The PPP regime was not able to handle the economy and governance during its tenure from 2008 to 2013, whereas the PML-N was able to revive the economy and installed infrastructure mega-projects but it failed to deliver the fundamental rights of justice, education, health, and freedom of speech to the masses.
For both parties, saving their throne was more important, and in the process, their compromises led to the emergence of PTI. So now Imran Khan is doing the same. His rise to power with the help of military establishment has compromised his integrity and credibility, and with a cabinet that mostly lacks the ability to govern the country, he is only trying to linger on in power.
The establishment also has lost the plot and is busy only in saving its vested interests.
Meanwhile the masses are again made to believe that a revolution is very near that will bring an end to their miseries. A revolution that never was there and that never will happen, as none of the political parties have the ability or interest to change this rotten system, and neither the establishment nor its puppets are interested in the structural reforms that can bring an end to the system – one that was devised by the British to enslave India prior to Partition.
As expected, the Covid-19 pandemic has slowed down economic growth around the globe, and a country like Pakistan with a weak economy has a tough time ahead. Thus a populace denied of fundamental rights, basic facilities and genuine information and being hostage to their own set of rotten beliefs is a very easy target for manipulation by the powerful ruling elite.

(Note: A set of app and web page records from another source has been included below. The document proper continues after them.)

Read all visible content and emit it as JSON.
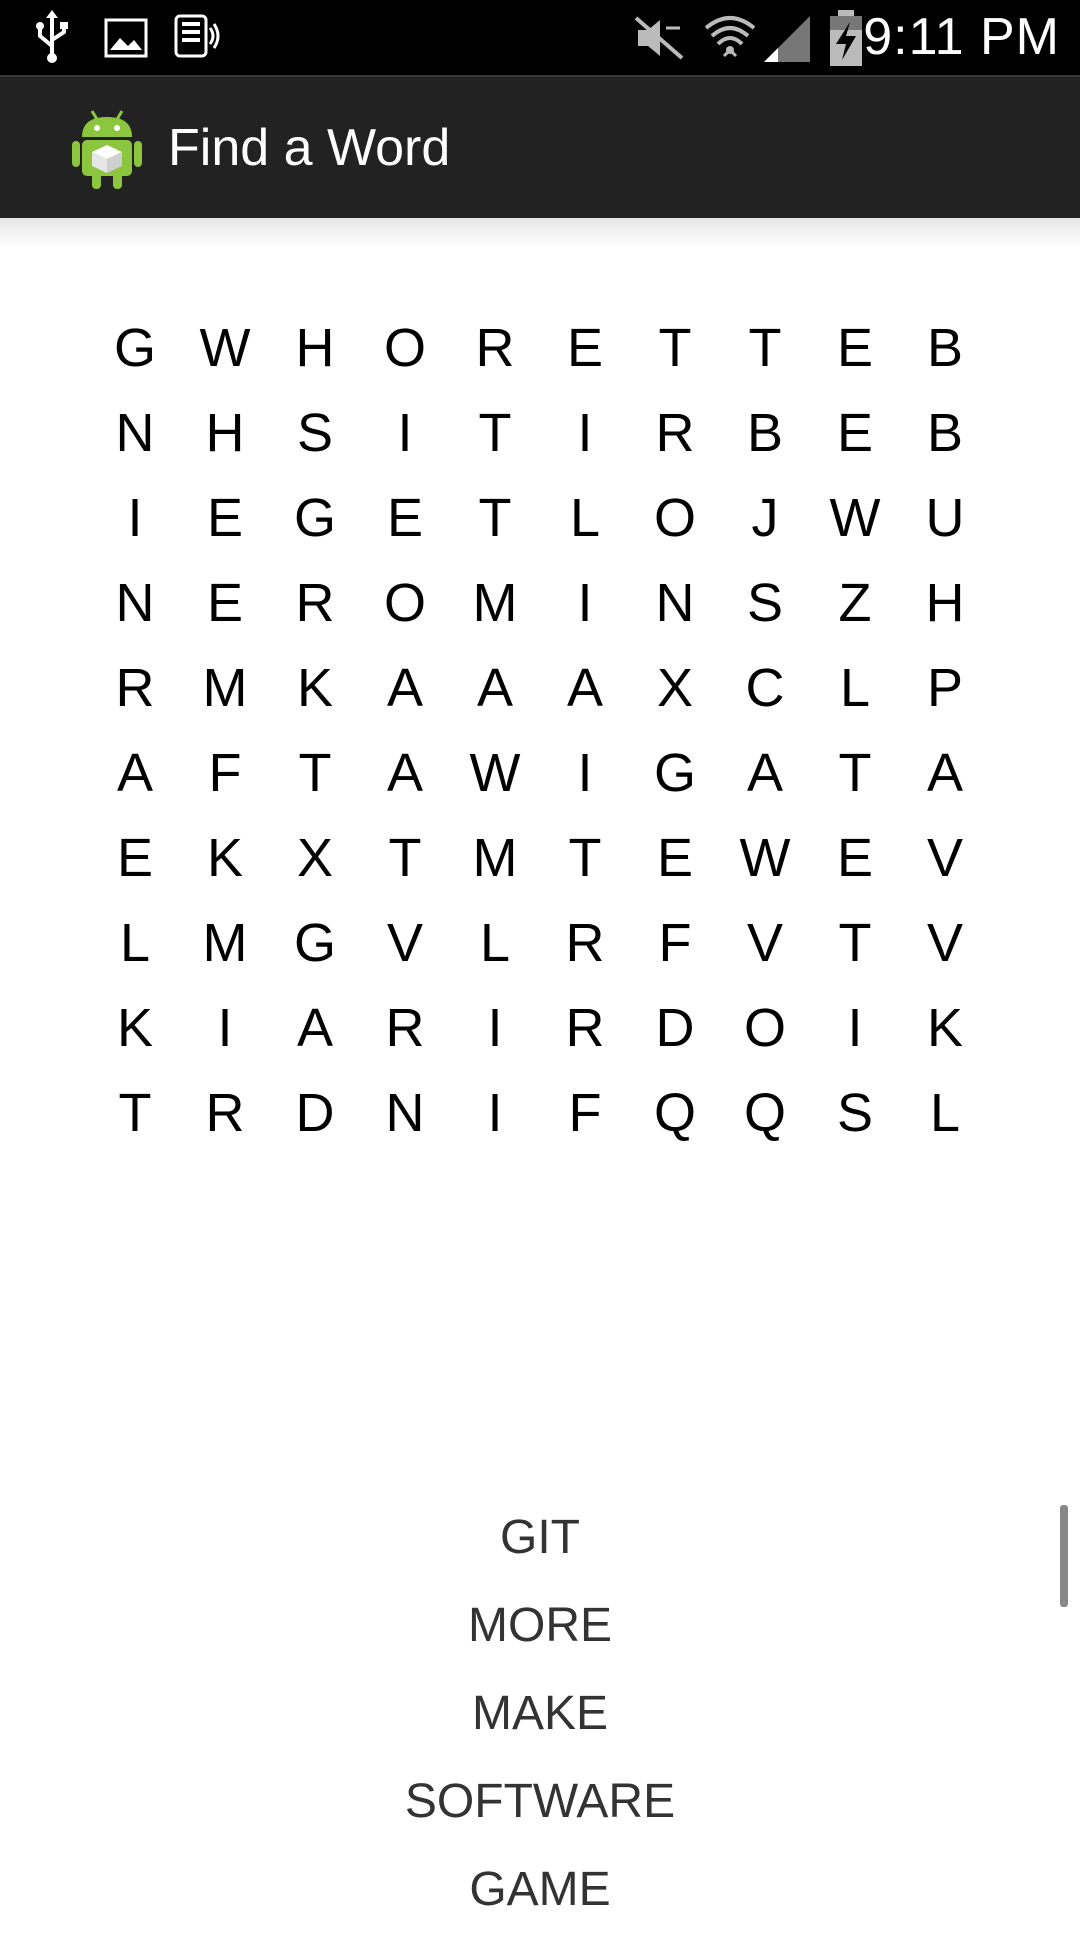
{
  "status_bar": {
    "time": "9:11 PM",
    "icons": [
      "usb-icon",
      "gallery-icon",
      "voicemail-icon",
      "mute-icon",
      "wifi-icon",
      "signal-icon",
      "battery-charging-icon"
    ]
  },
  "action_bar": {
    "title": "Find a Word",
    "icon": "android-icon"
  },
  "grid": [
    [
      "G",
      "W",
      "H",
      "O",
      "R",
      "E",
      "T",
      "T",
      "E",
      "B"
    ],
    [
      "N",
      "H",
      "S",
      "I",
      "T",
      "I",
      "R",
      "B",
      "E",
      "B"
    ],
    [
      "I",
      "E",
      "G",
      "E",
      "T",
      "L",
      "O",
      "J",
      "W",
      "U"
    ],
    [
      "N",
      "E",
      "R",
      "O",
      "M",
      "I",
      "N",
      "S",
      "Z",
      "H"
    ],
    [
      "R",
      "M",
      "K",
      "A",
      "A",
      "A",
      "X",
      "C",
      "L",
      "P"
    ],
    [
      "A",
      "F",
      "T",
      "A",
      "W",
      "I",
      "G",
      "A",
      "T",
      "A"
    ],
    [
      "E",
      "K",
      "X",
      "T",
      "M",
      "T",
      "E",
      "W",
      "E",
      "V"
    ],
    [
      "L",
      "M",
      "G",
      "V",
      "L",
      "R",
      "F",
      "V",
      "T",
      "V"
    ],
    [
      "K",
      "I",
      "A",
      "R",
      "I",
      "R",
      "D",
      "O",
      "I",
      "K"
    ],
    [
      "T",
      "R",
      "D",
      "N",
      "I",
      "F",
      "Q",
      "Q",
      "S",
      "L"
    ]
  ],
  "words": [
    "GIT",
    "MORE",
    "MAKE",
    "SOFTWARE",
    "GAME"
  ]
}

The instrument that consistently has worked effectively for the political and military elite is the obliviousness of the majority. The more you keep them uninformed, the easier it is to control them. The military elite has the patriotism card and the mullahs have the religion card, and both have played their cards shrewdly. Meanwhile the political elite has the cards of democracy, destabilization and victimization, which are similarly played well by them.
For the last 72 years, it has been all about who will snatch the greater share of power and who will win the throne. While the intellectuals and writers are either dancing to the tunes of the emperors, playing the role of devil’s advocate, or aligning with the opposition. No one bothers to pay attention to the fact that it is our system that needs to be fixed, and that both the military and political establishments are the beneficiaries of the system.
So this futile exercise of changing faces and doing nothing to bring actual reforms and devise a new system where the state at least takes responsibility for its own citizens will only push the country further into an abyss.
Public gatherings, large crowds chanting in favor of their own political idols and an atmosphere of confrontation among the power stakeholders may keep journalists like us reporting or writing about the power chessboard, but in reality, they are of no use for the betterment of the country.
The revolution that can actually change people’s lives and the country will come only when we stop being pawns in the game of narratives between the power players and demand democracy of the cadres of the political parties.
The political elite has ample time to play its power games, and we journalists and the intellectuals have equal time to write and speak on these games, but the country cannot afford the darkness of mental and ideological slaveries and the unjust exploitation of the masses by the power elite.
Imad Zafar is a journalist and columnist/commentator for newspapers. He is associated with TV channels, radio, newspapers, news agencies, and political, policy and media related think-tanks.